Don’t. Never ever use Amazon page count as a criteria, at least as a proxy for word count. The recent Self Published Science Fiction Competition asked for 50,000+ words as their entry criteria but changed it to 200+ Amazon pages on the assumption that 1 Amazon page == 250 words. I’ve also been told that the Self Published Fantasy Blog off also uses a similar criteria (not sure if it’s true or not).

First of all, 1 Amazon page != 250 words. Here are some numbers from books in my library that are DRM free.

Title Author Microsoft Word Word Count Amazon Kindle Pages Words/Kindle Page
Remembrance of Earth’s Past Cixin Liu 537,348 1544 348.02
Ninefox Gambit Yoon Ha Lee 99,349 265 374.90
Prey of the Chance Snigdha Ramkumar 85,639 215 398.32
Title Author Microsoft Word Word Count Amazon Real Pages Words/Real Page
Wool Hugh Howey 158,654 594 267.09
Oathbringer Brandon Sanderson 458,430 1220 375.76

As you can see, none of them are close to 250 words per page. At 398 words per page, a 40,000 word novel would have 101 pages, and at 267 words per page, it would have 150 pages. With such a large range, it is impossible to cull entries for word count based on page count alone.

But wait, why are there two tables? What is a “real page” and a “kindle page”? As far as I can tell, there are three types of page counts. Some page counts have a down arrow beside them, which if you click will tell you if they are based on a print edition or if they are based on Kindle page turns. There is a last type with no arrow and I have no idea what that means.

So how do you actually enforce a word count criteria?

The good news is that Kobo actually lists word counts for ebooks sold on their store, so it can be easily checked if the title in question is sold there.

Kobo Word Count

The bad news is that not all authors publish on Kobo. If it isn’t, here’s what you can do instead:

1: Install Calibre from

2: Open Calibre and go to Plugins under Preferences


3: Install the Count Pages Plugin by clicking Get new plugins, entering “Count Pages” in the search field and clicking install


4: There will be a popup warning about installing plugins being a security risk. Click yes unless you want to do the word count book by book.

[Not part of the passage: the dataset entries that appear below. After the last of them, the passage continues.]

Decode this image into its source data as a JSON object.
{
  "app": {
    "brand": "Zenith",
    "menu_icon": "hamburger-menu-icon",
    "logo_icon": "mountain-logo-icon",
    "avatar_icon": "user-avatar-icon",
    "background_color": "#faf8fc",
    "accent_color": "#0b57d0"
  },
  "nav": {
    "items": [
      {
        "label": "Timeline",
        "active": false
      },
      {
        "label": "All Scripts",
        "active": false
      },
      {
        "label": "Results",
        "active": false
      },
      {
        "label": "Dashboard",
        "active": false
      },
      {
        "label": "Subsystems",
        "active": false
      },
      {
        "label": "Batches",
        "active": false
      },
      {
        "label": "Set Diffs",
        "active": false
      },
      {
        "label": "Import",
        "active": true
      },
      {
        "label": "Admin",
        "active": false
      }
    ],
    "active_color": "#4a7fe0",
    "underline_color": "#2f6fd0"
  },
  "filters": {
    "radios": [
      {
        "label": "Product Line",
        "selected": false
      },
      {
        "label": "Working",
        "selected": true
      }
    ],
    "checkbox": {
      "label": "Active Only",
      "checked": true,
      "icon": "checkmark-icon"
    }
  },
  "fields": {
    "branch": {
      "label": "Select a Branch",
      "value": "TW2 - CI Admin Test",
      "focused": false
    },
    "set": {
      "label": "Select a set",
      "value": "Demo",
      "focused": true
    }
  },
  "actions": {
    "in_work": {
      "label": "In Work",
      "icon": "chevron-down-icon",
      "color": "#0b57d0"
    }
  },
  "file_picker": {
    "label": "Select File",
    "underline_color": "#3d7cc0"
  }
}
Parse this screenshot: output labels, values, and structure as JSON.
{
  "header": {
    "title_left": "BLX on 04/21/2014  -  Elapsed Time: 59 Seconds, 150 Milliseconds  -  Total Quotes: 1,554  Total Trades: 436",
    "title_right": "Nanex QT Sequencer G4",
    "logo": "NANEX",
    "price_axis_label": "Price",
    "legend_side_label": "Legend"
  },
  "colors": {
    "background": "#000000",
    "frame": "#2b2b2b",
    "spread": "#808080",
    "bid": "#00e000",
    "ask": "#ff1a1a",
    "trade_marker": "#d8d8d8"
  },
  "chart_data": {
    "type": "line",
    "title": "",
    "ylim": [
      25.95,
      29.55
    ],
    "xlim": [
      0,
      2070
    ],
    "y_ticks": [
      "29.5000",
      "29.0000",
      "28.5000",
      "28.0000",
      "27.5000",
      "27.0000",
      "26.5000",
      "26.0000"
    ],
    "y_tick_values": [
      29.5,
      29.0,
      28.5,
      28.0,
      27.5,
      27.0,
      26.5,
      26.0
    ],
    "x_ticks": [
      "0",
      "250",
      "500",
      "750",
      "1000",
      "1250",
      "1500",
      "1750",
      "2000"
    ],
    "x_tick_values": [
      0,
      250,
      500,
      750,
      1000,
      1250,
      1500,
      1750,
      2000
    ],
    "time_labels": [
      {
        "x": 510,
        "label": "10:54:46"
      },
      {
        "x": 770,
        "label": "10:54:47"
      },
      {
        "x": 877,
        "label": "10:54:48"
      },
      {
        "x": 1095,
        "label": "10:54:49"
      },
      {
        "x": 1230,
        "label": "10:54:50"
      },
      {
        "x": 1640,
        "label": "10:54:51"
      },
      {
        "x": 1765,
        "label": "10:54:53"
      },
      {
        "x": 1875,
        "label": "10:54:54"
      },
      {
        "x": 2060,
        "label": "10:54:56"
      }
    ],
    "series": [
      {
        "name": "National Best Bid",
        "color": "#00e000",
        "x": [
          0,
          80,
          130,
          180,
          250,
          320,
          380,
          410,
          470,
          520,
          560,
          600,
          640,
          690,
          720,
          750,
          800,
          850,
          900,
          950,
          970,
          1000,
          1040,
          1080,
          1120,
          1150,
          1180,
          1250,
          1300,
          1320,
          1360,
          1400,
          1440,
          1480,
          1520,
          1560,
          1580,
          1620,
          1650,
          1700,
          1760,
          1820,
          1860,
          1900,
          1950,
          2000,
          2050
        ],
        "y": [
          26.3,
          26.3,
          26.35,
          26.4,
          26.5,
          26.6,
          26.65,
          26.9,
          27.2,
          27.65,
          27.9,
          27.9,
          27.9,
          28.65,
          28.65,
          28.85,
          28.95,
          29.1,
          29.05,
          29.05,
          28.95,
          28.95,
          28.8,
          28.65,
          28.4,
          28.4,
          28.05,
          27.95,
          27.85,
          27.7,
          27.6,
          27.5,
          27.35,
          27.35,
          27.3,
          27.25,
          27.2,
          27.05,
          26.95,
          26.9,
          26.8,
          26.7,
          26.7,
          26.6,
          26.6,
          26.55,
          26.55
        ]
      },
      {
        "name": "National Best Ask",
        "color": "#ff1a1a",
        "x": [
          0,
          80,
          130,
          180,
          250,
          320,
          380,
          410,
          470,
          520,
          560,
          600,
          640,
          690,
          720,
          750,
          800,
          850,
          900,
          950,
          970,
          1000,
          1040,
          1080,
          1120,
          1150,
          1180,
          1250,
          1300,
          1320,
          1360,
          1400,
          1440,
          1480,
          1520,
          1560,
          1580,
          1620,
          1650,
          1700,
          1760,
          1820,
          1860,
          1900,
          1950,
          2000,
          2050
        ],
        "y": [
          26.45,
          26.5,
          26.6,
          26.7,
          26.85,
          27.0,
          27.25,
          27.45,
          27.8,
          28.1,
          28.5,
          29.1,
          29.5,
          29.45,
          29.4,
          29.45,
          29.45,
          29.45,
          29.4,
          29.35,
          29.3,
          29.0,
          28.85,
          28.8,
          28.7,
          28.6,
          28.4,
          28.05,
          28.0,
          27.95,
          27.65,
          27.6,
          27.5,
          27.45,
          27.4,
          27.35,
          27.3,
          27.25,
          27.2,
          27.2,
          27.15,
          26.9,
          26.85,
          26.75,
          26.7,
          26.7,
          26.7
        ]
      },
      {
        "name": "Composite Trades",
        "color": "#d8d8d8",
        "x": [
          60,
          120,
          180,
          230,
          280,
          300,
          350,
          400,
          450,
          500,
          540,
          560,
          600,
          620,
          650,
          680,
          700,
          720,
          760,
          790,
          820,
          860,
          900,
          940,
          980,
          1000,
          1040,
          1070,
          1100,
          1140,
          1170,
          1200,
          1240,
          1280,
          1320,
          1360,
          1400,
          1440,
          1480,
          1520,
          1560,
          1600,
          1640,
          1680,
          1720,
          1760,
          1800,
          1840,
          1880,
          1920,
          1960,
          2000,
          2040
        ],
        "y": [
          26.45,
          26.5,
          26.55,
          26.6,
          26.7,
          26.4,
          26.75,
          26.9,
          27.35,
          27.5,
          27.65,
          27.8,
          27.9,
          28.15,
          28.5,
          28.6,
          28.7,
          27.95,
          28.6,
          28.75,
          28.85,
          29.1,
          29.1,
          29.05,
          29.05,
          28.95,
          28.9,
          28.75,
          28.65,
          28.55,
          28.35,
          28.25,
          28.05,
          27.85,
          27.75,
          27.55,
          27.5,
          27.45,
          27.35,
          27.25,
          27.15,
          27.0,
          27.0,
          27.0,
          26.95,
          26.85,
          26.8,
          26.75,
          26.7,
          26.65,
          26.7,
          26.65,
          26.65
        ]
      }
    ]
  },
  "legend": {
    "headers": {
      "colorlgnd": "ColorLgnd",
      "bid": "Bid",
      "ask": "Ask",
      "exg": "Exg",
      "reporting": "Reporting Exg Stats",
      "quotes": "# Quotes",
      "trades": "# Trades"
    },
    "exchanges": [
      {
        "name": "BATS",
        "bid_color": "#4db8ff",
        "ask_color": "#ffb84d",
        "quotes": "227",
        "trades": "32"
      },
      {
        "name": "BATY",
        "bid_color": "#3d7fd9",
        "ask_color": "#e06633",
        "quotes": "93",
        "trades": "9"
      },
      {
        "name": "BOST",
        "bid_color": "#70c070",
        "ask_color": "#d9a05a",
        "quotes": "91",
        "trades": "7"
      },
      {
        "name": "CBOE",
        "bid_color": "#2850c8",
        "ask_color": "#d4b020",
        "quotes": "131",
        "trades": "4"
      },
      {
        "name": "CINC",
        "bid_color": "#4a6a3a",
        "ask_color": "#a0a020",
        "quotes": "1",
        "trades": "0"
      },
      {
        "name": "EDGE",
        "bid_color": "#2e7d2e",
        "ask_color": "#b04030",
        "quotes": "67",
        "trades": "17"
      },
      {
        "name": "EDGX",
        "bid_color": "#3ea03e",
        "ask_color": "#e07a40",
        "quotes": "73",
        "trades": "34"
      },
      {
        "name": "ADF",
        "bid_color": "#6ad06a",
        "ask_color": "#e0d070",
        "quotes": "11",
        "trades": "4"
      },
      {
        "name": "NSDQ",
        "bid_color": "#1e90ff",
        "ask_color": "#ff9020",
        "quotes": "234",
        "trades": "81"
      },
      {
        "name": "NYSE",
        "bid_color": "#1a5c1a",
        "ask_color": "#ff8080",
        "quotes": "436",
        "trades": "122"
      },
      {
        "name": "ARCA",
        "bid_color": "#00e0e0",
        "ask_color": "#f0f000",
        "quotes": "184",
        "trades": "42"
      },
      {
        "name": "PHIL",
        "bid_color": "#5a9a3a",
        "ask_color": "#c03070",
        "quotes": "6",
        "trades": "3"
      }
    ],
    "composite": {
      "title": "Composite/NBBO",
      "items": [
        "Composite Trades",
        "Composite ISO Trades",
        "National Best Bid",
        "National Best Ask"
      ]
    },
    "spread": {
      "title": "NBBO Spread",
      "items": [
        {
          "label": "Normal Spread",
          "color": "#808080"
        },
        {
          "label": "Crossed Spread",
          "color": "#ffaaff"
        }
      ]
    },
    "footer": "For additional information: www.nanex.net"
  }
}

5: Restart Calibre after the plugin has finished installing


6: Go to Add your own columns under Preferences


7: Click Add custom column and fill in Lookup name with “wordcount”, Column heading with “Word Count”, Column type with Integers and Format for numbers with “{0:,d}”. Then click OK.


8: Click Apply and Restart Calibre


9: After Calibre has restarted, drag all the entries of your competition into Calibre


10: Select all the books in your library, click the little down arrow next to convert and do a Bulk convert


11: Make sure the output format is EPUB and click OK


12: If you got some epubs along with some mobis you will get a convert existing popup. Click No.


13: When the job is complete, as shown by a Jobs: 0 in the lower right corner, click on Count Pages.


14: When the Count Pages job is complete, there will be a popup. Click Yes.


15: Now you have word counts for all your entries.


Quick and easy-peasy. Notice that once you do step 1-8, you never need do them again, and to get word counts for any number of books, you will only have to do a total of 11 clicks.

But wait? Why is the word count different from the table above? Oathbringer is 455,511 here but 458,430 in Microsoft Word. Frankly, I have no idea. Different programs count words differently, for example, one might count “twenty-three” as one word while the other might count it as two words. If you prefer the Microsoft Word Word Count, you can convert to docx instead of epub. But this means you will have to open up the files one by one or try and get someone to write a script.

In any case, this is definitely 100,000% more accurate than using the page count on Amazon to determine word count. As for where the 250 words per page figure came from, I don’t really know. 250 words per page was a shortcut used for typewritten manuscripts back in the day when word processors did not exist. Nowadays, you can still get approximately 250 words per page if you have 25 lines of Courier New 12pt text in a page. As far as I know, Amazon has never stated 250 word per page. Maybe it is a kind of Mandela Effect?